=== Recorded information ===

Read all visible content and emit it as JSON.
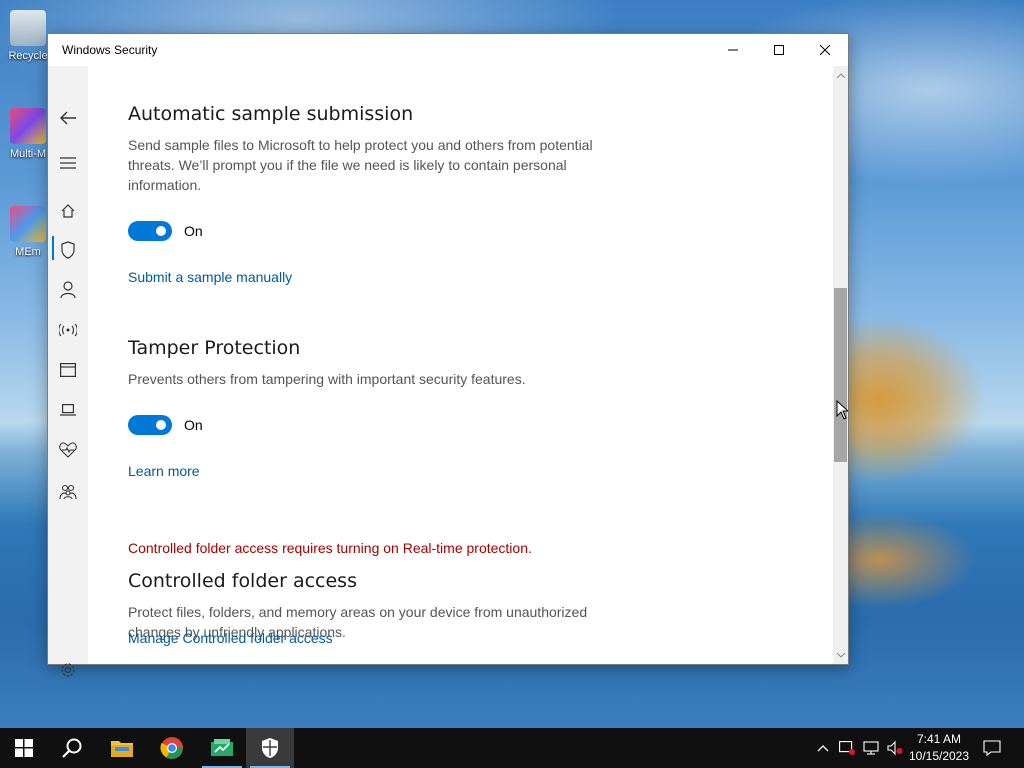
{
  "desktop": {
    "icons": [
      {
        "label": "Recycle"
      },
      {
        "label": "Multi-M"
      },
      {
        "label": "MEm"
      }
    ]
  },
  "window": {
    "title": "Windows Security",
    "controls": {
      "minimize": "—",
      "maximize": "☐",
      "close": "✕"
    }
  },
  "sidebar": {
    "items": [
      "back",
      "menu",
      "home",
      "virus-protection",
      "account",
      "firewall",
      "app-browser",
      "device-security",
      "device-performance",
      "family",
      "settings"
    ]
  },
  "sections": {
    "sample": {
      "title": "Automatic sample submission",
      "description": "Send sample files to Microsoft to help protect you and others from potential threats. We’ll prompt you if the file we need is likely to contain personal information.",
      "toggle_label": "On",
      "toggle_on": true,
      "link": "Submit a sample manually"
    },
    "tamper": {
      "title": "Tamper Protection",
      "description": "Prevents others from tampering with important security features.",
      "toggle_label": "On",
      "toggle_on": true,
      "link": "Learn more"
    },
    "controlled": {
      "warning": "Controlled folder access requires turning on Real-time protection.",
      "title": "Controlled folder access",
      "description": "Protect files, folders, and memory areas on your device from unauthorized changes by unfriendly applications.",
      "link": "Manage Controlled folder access"
    }
  },
  "taskbar": {
    "apps": [
      "start",
      "search",
      "file-explorer",
      "chrome",
      "app",
      "windows-security"
    ],
    "clock": {
      "time": "7:41 AM",
      "date": "10/15/2023"
    }
  },
  "colors": {
    "accent": "#0078d7",
    "link": "#005a9e",
    "warning": "#a80000"
  }
}
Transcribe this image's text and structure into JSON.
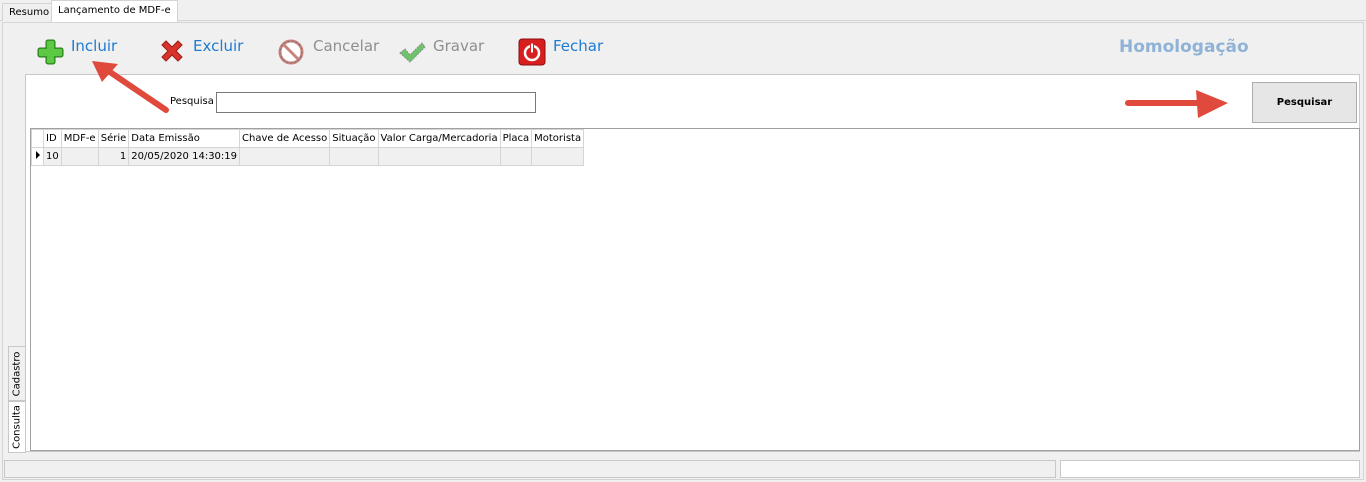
{
  "tabs": [
    "Resumo",
    "Lançamento de MDF-e"
  ],
  "toolbar": {
    "incluir": "Incluir",
    "excluir": "Excluir",
    "cancelar": "Cancelar",
    "gravar": "Gravar",
    "fechar": "Fechar"
  },
  "environment": "Homologação",
  "search": {
    "label": "Pesquisa",
    "value": "",
    "button": "Pesquisar"
  },
  "grid": {
    "columns": [
      "ID",
      "MDF-e",
      "Série",
      "Data Emissão",
      "Chave de Acesso",
      "Situação",
      "Valor Carga/Mercadoria",
      "Placa",
      "Motorista"
    ],
    "rows": [
      {
        "id": "10",
        "mdfe": "",
        "serie": "1",
        "data_emissao": "20/05/2020 14:30:19",
        "chave": "",
        "situacao": "",
        "valor": "",
        "placa": "",
        "motorista": ""
      }
    ]
  },
  "side_tabs": [
    "Cadastro",
    "Consulta"
  ],
  "colors": {
    "accent_blue": "#1e7bd0",
    "env_label": "#8fb2d6",
    "annotation_arrow": "#e04a3c"
  }
}
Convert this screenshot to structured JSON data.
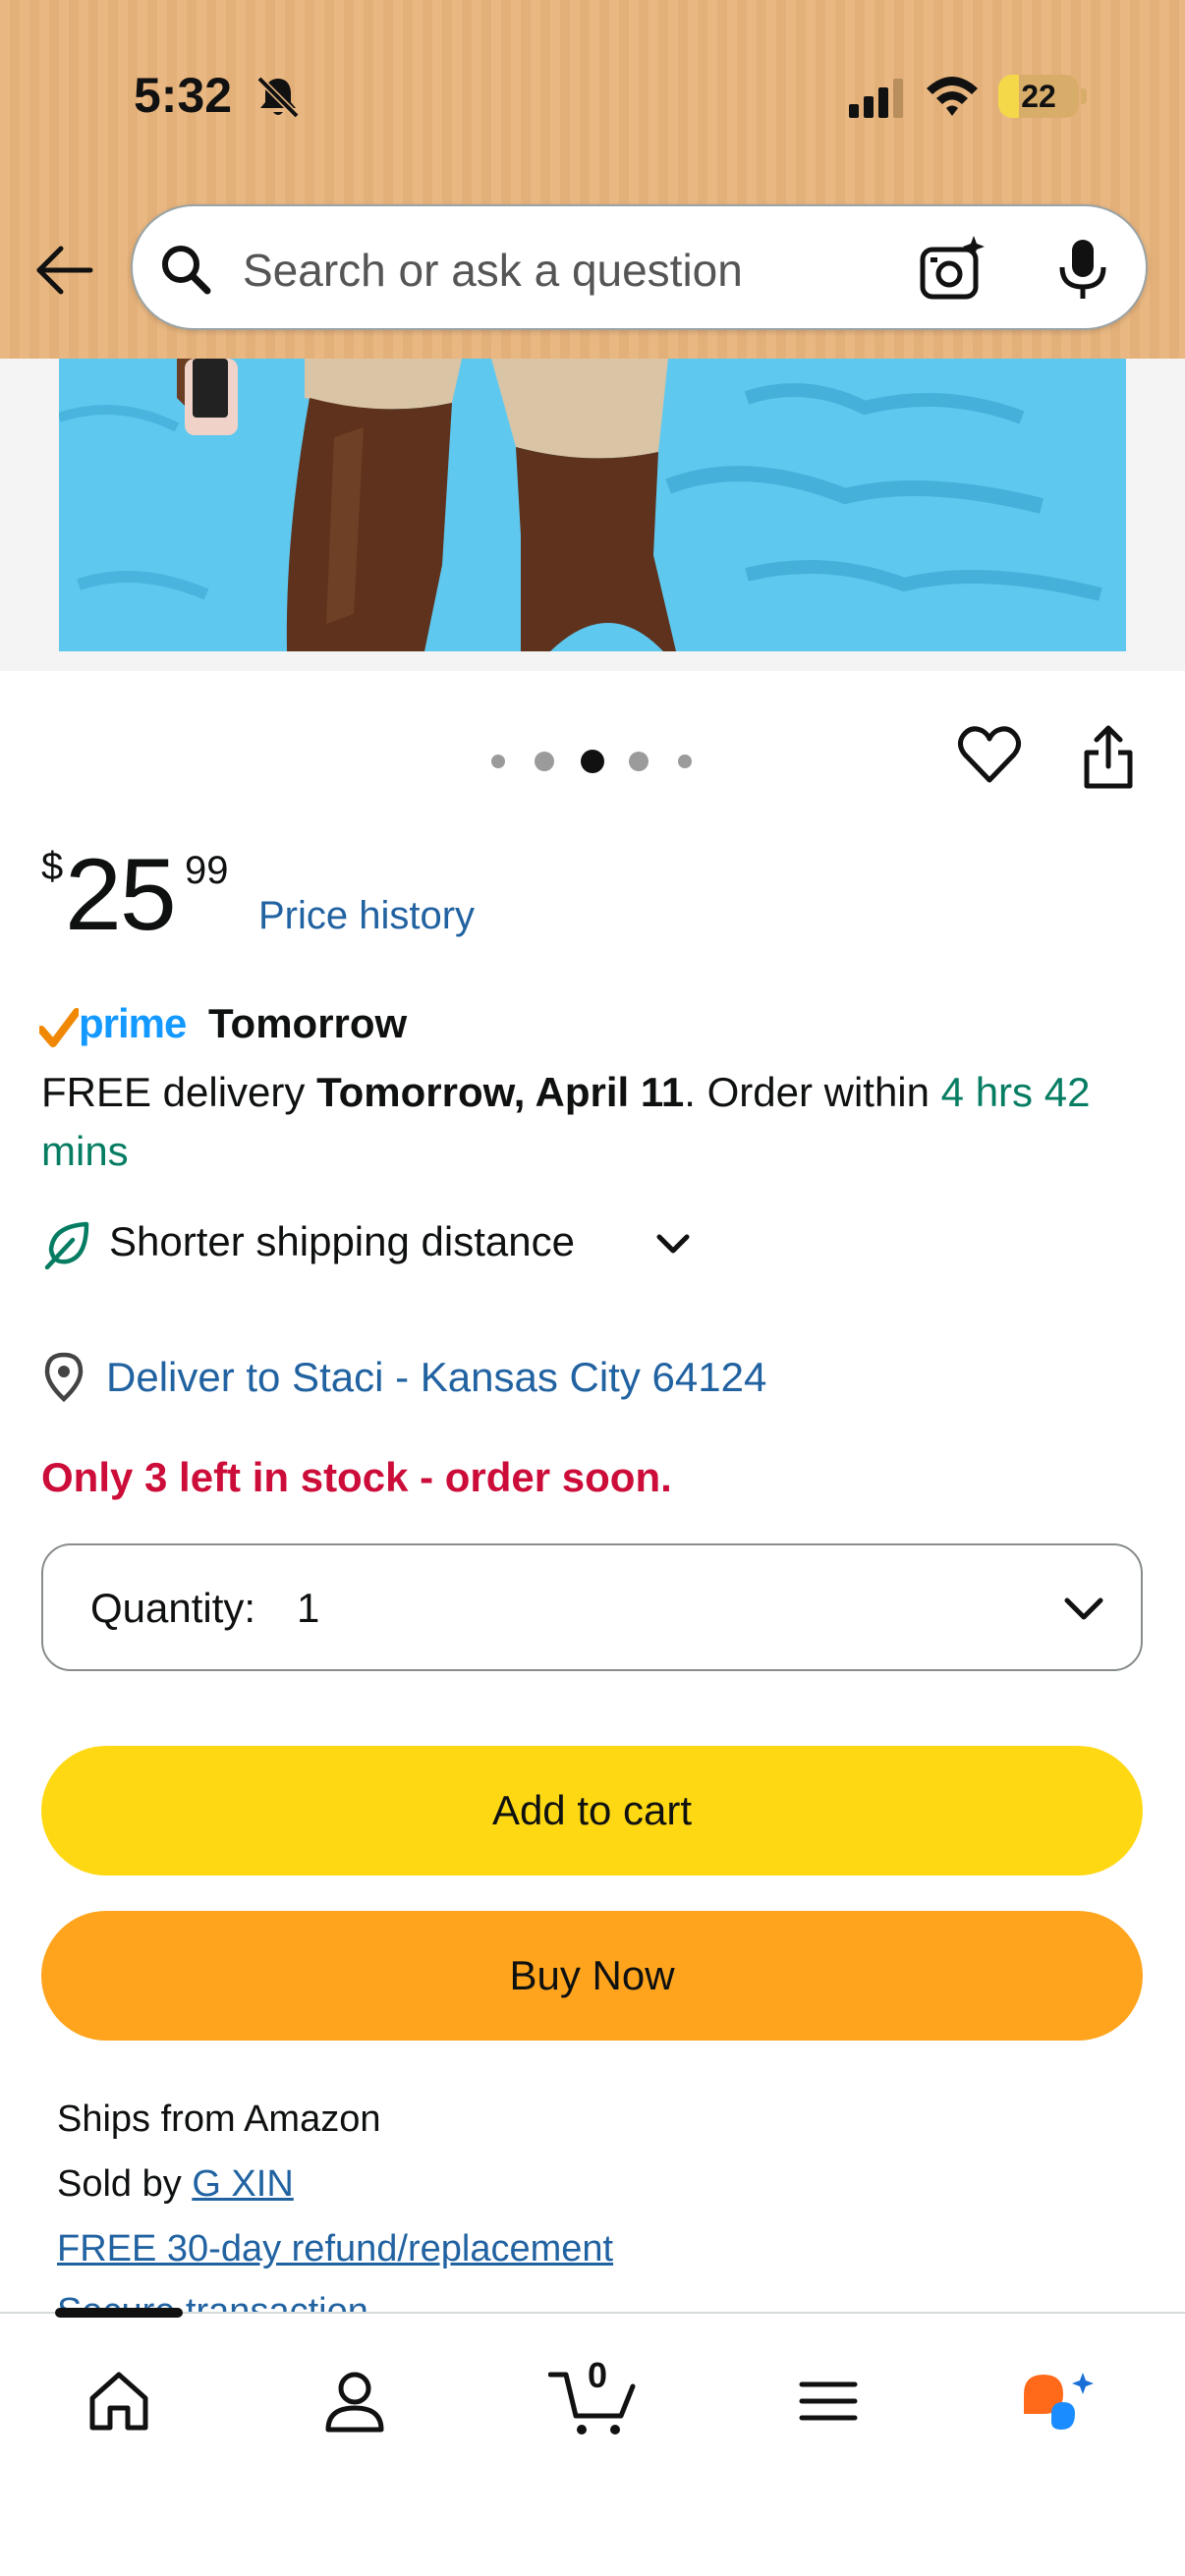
{
  "status_bar": {
    "time": "5:32",
    "battery": "22"
  },
  "search": {
    "placeholder": "Search or ask a question"
  },
  "carousel": {
    "count": 5,
    "active_index": 2
  },
  "price": {
    "currency": "$",
    "whole": "25",
    "fraction": "99",
    "history_link": "Price history"
  },
  "prime": {
    "brand": "prime",
    "when": "Tomorrow"
  },
  "delivery": {
    "prefix": "FREE delivery ",
    "date": "Tomorrow, April 11",
    "middle": ". Order within ",
    "countdown": "4 hrs 42 mins"
  },
  "shipping": {
    "label": "Shorter shipping distance"
  },
  "location": {
    "label": "Deliver to Staci - Kansas City 64124"
  },
  "stock": {
    "message": "Only 3 left in stock - order soon."
  },
  "quantity": {
    "label": "Quantity:",
    "value": "1"
  },
  "buttons": {
    "add_to_cart": "Add to cart",
    "buy_now": "Buy Now"
  },
  "seller": {
    "ships_from": "Ships from Amazon",
    "sold_by_prefix": "Sold by ",
    "sold_by_name": "G XIN",
    "refund": "FREE 30-day refund/replacement",
    "secure": "Secure transaction"
  },
  "nav": {
    "cart_count": "0"
  },
  "colors": {
    "header": "#e9b882",
    "add_to_cart": "#ffd814",
    "buy_now": "#ffa41c",
    "link": "#2162a1",
    "stock_red": "#cc0c39",
    "countdown_green": "#067d62"
  }
}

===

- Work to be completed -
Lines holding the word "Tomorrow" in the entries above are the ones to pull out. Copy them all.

- Exercise response -
    "when": "Tomorrow"
    "date": "Tomorrow, April 11",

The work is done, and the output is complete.